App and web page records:
* * * * * * *
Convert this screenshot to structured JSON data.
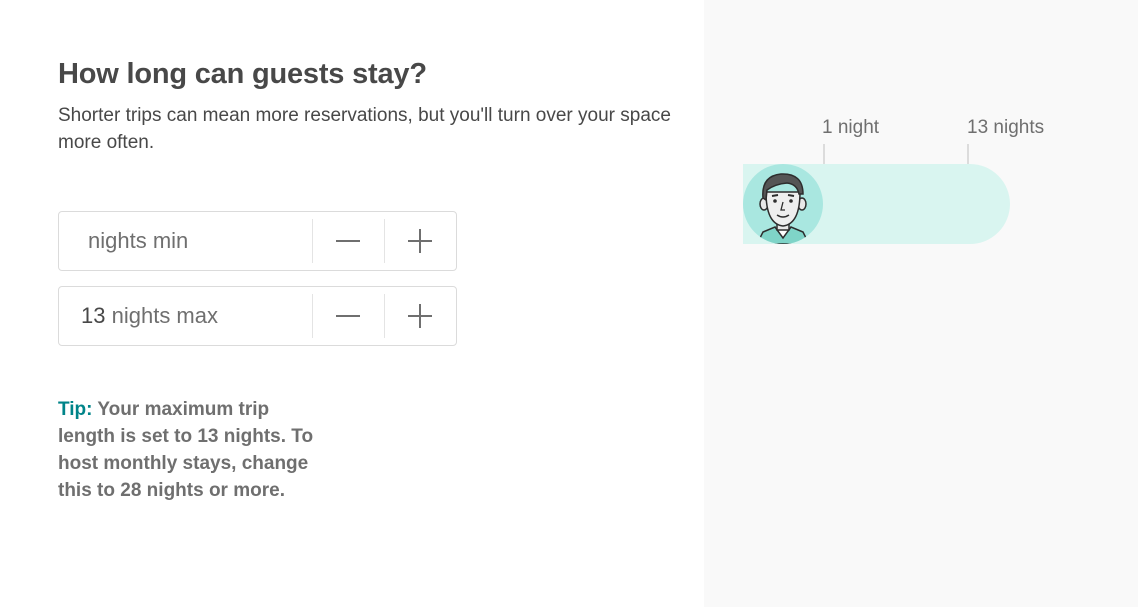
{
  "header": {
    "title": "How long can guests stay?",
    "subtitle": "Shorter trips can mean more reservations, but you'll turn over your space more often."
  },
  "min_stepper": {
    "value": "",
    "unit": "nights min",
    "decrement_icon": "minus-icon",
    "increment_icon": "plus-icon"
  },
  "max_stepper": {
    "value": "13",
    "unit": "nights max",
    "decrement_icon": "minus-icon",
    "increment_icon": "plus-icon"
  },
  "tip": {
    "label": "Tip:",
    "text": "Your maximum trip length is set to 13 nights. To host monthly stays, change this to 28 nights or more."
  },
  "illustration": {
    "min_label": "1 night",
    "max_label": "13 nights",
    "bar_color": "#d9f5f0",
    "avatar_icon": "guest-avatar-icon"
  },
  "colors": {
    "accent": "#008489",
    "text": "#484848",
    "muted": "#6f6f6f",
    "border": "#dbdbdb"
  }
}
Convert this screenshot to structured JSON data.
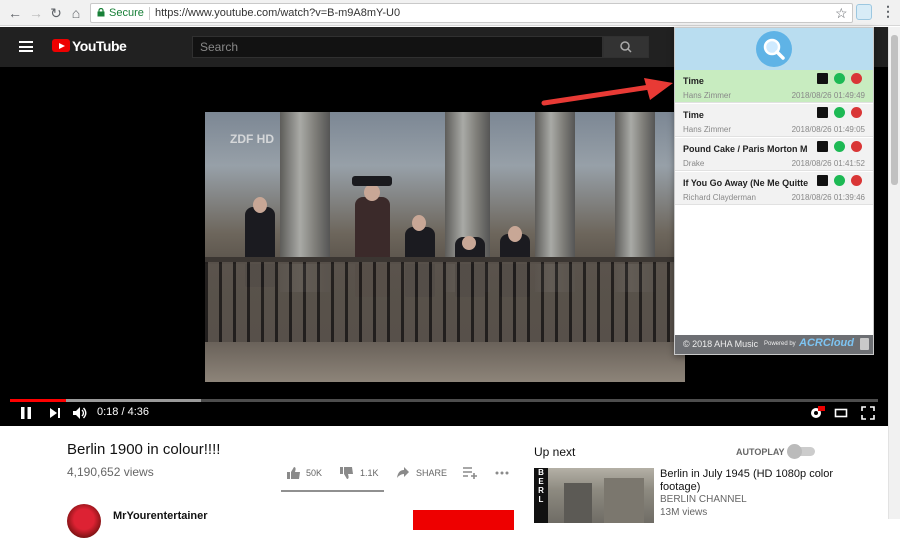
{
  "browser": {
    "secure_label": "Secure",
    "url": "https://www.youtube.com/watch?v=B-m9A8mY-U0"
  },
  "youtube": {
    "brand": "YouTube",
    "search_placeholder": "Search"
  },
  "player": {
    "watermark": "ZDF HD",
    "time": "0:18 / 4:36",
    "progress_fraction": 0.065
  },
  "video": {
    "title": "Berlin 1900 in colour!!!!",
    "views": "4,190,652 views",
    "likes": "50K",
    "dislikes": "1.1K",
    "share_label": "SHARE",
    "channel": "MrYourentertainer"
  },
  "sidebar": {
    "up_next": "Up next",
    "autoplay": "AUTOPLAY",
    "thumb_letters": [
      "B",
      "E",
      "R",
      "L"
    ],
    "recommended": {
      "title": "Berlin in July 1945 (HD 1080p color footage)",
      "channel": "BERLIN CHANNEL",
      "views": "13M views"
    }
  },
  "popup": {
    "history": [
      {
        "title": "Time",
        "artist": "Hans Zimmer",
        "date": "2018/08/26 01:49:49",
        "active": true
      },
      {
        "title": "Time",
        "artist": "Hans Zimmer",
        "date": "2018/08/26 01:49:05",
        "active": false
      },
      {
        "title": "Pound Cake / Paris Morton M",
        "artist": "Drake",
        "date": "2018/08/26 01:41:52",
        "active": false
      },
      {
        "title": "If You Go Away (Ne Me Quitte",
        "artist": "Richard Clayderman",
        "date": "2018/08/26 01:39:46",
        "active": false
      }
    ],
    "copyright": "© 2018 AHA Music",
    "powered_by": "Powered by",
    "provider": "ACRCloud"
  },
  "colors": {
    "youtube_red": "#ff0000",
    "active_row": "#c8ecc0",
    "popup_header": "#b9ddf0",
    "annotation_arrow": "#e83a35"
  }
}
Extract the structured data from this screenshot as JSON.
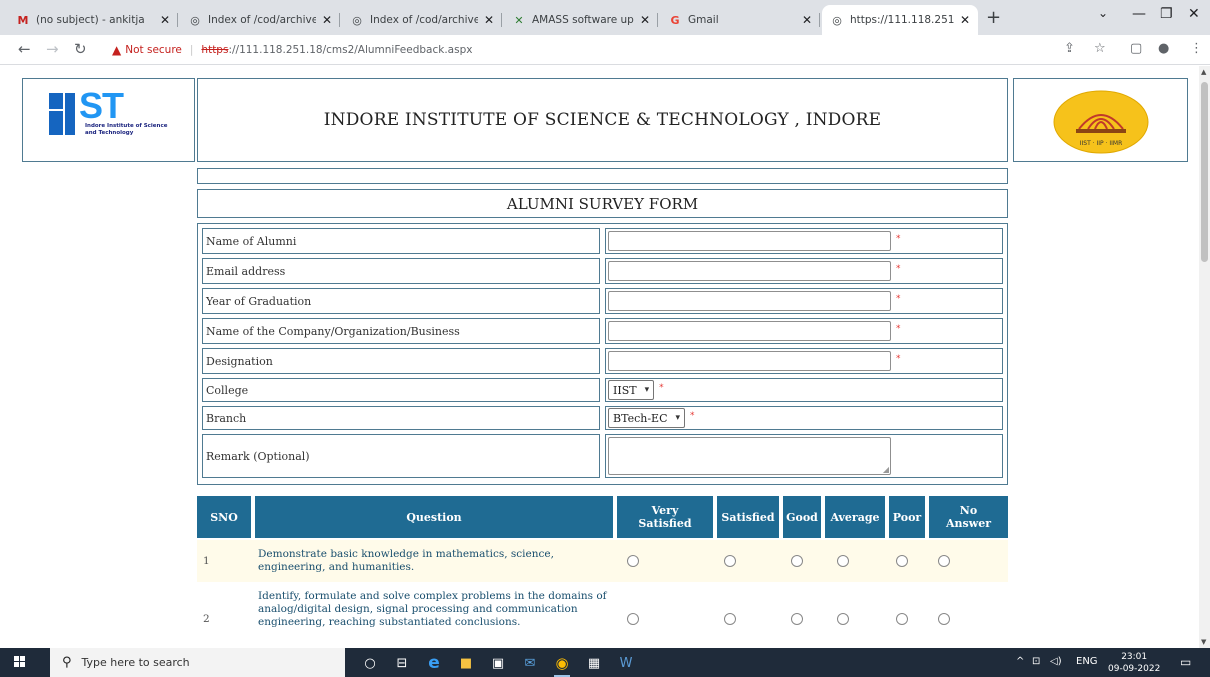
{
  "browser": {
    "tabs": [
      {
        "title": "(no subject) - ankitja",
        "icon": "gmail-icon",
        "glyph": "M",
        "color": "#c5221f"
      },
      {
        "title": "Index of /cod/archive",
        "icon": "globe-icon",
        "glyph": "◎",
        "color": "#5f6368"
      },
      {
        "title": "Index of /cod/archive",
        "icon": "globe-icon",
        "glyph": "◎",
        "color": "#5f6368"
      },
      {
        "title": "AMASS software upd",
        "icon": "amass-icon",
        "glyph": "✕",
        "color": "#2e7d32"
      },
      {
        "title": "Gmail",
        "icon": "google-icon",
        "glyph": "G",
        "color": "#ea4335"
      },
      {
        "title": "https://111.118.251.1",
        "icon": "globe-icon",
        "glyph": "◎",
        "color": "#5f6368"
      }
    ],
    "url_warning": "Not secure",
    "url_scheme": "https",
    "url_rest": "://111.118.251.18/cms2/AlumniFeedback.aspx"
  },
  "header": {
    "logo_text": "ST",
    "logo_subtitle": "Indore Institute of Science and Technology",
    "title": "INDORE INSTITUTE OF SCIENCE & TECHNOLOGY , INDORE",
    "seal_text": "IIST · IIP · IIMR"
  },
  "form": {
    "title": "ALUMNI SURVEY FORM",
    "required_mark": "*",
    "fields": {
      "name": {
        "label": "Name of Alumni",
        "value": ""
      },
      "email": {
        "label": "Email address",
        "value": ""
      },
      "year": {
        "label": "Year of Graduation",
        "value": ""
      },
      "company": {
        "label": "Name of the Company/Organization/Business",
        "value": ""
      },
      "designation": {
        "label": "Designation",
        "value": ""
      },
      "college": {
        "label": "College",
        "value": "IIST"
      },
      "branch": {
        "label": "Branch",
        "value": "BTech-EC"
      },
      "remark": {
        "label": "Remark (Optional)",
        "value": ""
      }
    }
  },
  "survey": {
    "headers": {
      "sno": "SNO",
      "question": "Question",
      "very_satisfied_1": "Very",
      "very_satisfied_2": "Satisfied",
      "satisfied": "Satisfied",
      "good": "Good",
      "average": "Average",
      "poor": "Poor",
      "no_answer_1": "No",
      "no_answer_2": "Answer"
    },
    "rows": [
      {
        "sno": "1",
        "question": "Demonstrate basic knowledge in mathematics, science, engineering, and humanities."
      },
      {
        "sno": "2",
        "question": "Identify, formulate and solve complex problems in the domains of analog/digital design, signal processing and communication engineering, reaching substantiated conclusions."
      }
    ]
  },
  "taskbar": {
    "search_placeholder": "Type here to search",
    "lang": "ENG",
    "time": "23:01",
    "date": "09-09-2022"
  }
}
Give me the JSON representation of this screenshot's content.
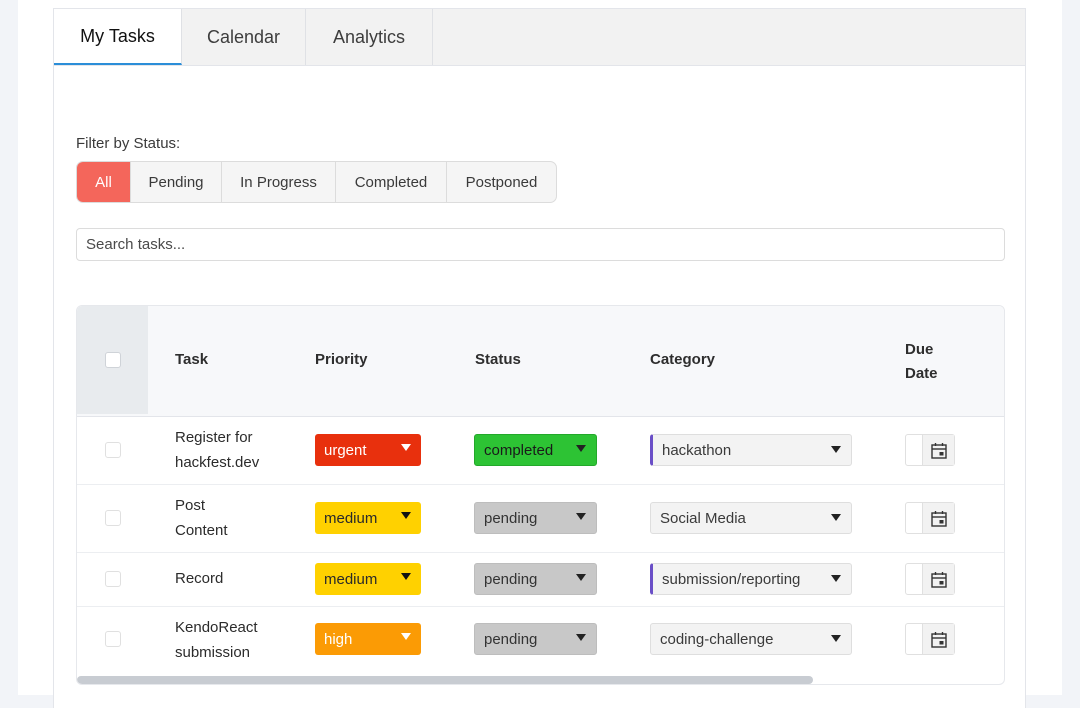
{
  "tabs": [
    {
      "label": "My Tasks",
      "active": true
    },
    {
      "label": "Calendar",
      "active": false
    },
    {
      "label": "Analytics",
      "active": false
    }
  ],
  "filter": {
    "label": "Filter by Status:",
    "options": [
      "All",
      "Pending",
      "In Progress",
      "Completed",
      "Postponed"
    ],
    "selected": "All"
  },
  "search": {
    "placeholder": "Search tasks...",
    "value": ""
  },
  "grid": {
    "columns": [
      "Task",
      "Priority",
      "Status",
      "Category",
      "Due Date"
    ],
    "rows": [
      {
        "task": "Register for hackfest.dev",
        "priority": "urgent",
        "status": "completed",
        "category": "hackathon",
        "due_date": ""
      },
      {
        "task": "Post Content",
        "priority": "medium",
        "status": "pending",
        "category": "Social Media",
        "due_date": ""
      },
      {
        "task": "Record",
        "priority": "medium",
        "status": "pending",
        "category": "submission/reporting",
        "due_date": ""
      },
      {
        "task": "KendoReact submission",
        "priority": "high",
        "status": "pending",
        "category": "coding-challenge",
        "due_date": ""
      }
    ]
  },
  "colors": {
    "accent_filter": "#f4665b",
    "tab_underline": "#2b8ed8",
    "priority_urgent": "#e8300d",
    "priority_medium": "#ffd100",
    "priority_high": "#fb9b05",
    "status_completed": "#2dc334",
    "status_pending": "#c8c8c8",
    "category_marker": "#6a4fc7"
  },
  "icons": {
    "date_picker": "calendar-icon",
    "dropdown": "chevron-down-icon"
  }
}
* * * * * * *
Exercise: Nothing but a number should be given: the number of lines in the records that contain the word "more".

Output: 2